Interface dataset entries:

------------------------------------------------------------------------

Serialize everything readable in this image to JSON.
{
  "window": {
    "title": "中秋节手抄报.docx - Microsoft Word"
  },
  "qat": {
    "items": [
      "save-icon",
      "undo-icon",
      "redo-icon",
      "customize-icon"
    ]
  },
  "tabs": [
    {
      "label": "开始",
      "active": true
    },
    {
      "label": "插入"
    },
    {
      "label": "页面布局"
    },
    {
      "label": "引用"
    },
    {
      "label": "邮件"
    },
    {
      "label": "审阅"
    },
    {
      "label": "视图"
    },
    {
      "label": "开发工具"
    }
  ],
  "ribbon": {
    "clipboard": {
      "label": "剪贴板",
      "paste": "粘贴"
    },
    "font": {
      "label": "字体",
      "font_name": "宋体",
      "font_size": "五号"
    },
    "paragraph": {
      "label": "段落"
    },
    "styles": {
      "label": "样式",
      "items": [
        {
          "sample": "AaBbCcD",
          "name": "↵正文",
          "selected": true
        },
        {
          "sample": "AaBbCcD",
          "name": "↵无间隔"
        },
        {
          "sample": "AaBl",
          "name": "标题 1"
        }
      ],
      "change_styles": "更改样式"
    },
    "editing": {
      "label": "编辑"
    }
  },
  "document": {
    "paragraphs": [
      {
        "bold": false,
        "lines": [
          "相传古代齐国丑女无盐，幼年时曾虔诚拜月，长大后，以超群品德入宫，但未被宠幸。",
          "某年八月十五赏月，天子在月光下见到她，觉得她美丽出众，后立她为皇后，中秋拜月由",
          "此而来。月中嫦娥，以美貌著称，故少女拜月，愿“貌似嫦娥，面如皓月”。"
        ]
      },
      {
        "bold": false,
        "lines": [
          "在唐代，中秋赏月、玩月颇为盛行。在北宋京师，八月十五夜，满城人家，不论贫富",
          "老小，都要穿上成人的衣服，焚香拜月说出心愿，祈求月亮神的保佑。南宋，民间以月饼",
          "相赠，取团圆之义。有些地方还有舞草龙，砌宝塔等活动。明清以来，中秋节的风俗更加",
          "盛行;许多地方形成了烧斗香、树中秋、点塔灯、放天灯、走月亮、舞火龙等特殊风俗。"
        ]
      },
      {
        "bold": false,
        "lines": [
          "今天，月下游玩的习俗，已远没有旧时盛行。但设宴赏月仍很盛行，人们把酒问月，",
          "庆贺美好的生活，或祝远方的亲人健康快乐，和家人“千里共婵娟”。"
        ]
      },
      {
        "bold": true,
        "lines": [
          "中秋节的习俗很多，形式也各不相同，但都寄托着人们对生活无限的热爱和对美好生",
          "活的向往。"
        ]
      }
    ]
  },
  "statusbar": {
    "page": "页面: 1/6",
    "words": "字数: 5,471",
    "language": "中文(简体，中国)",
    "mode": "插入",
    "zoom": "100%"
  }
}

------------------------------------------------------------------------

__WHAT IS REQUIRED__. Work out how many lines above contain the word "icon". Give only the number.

__ANSWER BOX__. 4